In Peter’s first Gospel sermon, he preached his heart out to what could have been a most hostile audience in the hope that the planted Seed would produce the fruit of repentance and obedience. Oh how wonderful the response must have seemed to him after a rather pointed accusation that they were responsible for the crucifixion of the Son of God, and then to hear: “Men and brethren, what shall we do?” (Acts 2:37).
You see, they had just killed the Christ using a Roman cross. (Evidently, it is not politically correct in today’s hyper-sensitive culture to defend the Scripture on this point but, yes, Jews killed Jesus and, whereas that truth has no bearing upon Jewish people’s situation or position today any more than holding white southern farmers responsible for last century’s slavery, it is still the truth of the matter.) These Jews were guilty of sin and, if the Bible is to be believed, even they knew it and were desperately concerned about it! So, what did Peter tell them to do?

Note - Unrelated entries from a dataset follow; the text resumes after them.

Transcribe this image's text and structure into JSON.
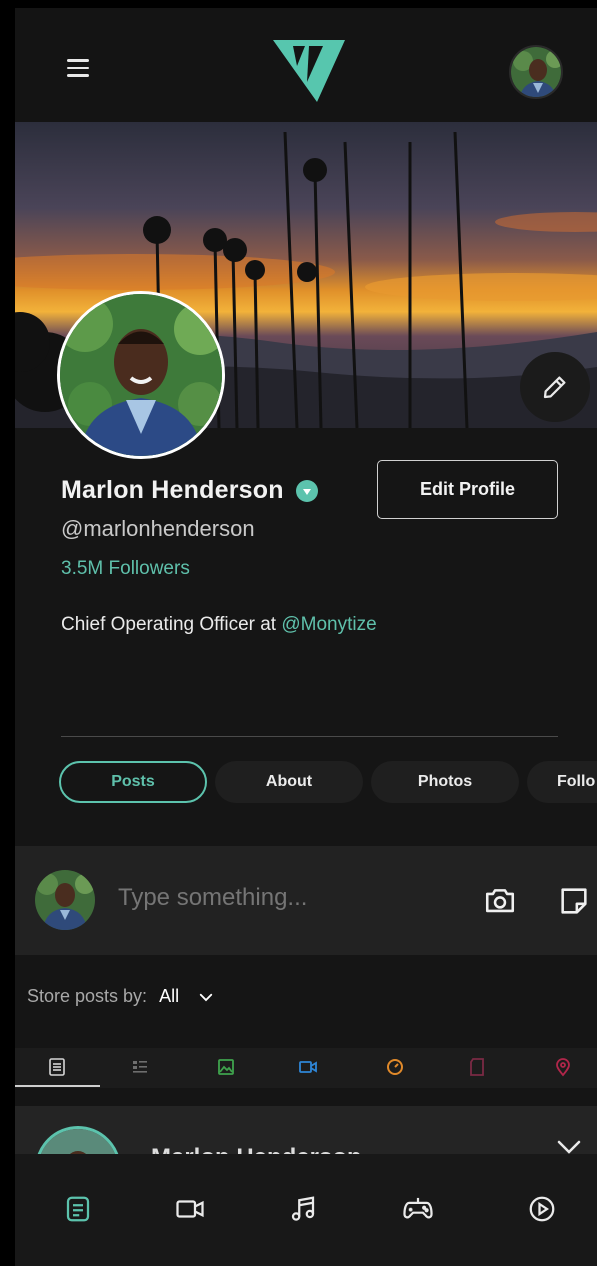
{
  "header": {
    "menu_icon": "hamburger-icon",
    "logo": "monytize-logo",
    "avatar_alt": "user-avatar"
  },
  "profile": {
    "name": "Marlon Henderson",
    "handle": "@marlonhenderson",
    "followers": "3.5M Followers",
    "bio_prefix": "Chief Operating Officer at",
    "bio_mention": "@Monytize",
    "edit_profile_label": "Edit Profile",
    "verified": true
  },
  "tabs": [
    {
      "label": "Posts",
      "active": true
    },
    {
      "label": "About",
      "active": false
    },
    {
      "label": "Photos",
      "active": false
    },
    {
      "label": "Follo",
      "active": false
    }
  ],
  "composer": {
    "placeholder": "Type something...",
    "camera_icon": "camera-icon",
    "note_icon": "note-icon"
  },
  "sort": {
    "label": "Store posts by:",
    "value": "All"
  },
  "filters": [
    {
      "icon": "list-icon",
      "color": "#d6d6d6",
      "active": true
    },
    {
      "icon": "article-icon",
      "color": "#6e6e6e"
    },
    {
      "icon": "image-icon",
      "color": "#3fa34d"
    },
    {
      "icon": "video-icon",
      "color": "#2f86d6"
    },
    {
      "icon": "audio-icon",
      "color": "#e0892a"
    },
    {
      "icon": "file-icon",
      "color": "#7a2a44"
    },
    {
      "icon": "location-icon",
      "color": "#b0264a"
    }
  ],
  "post": {
    "author": "Marlon Henderson"
  },
  "bottom_nav": [
    {
      "icon": "posts-icon",
      "active": true
    },
    {
      "icon": "video-icon"
    },
    {
      "icon": "music-icon"
    },
    {
      "icon": "gamepad-icon"
    },
    {
      "icon": "play-icon"
    }
  ],
  "colors": {
    "accent": "#5cc3ad",
    "background": "#151515"
  }
}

This is where modern doctrines on salvation get a little convoluted and confused. Salvation plans these days are too off the cuff and too void of Bible for a student of divine Revelation. The question has always been and always will be: “Where did Peter go wrong?” He didn’t tell them not to worry about it because “God just loves you” in spite of your rebellion, apathy or ignorance (one always has to stick “just” in there for sincerity’s appearance because it just sounds more religious). He didn’t tell them to say the “Sinner’s Prayer” (and you will note that while the “prayer” is singular, depending upon who you ask, there are tons of different “prayers” none of which is found in the Bible, anywhere in any form). No, instead, Peter just said, “Repent and be baptized” (Acts 2:38). Simple, isn’t it?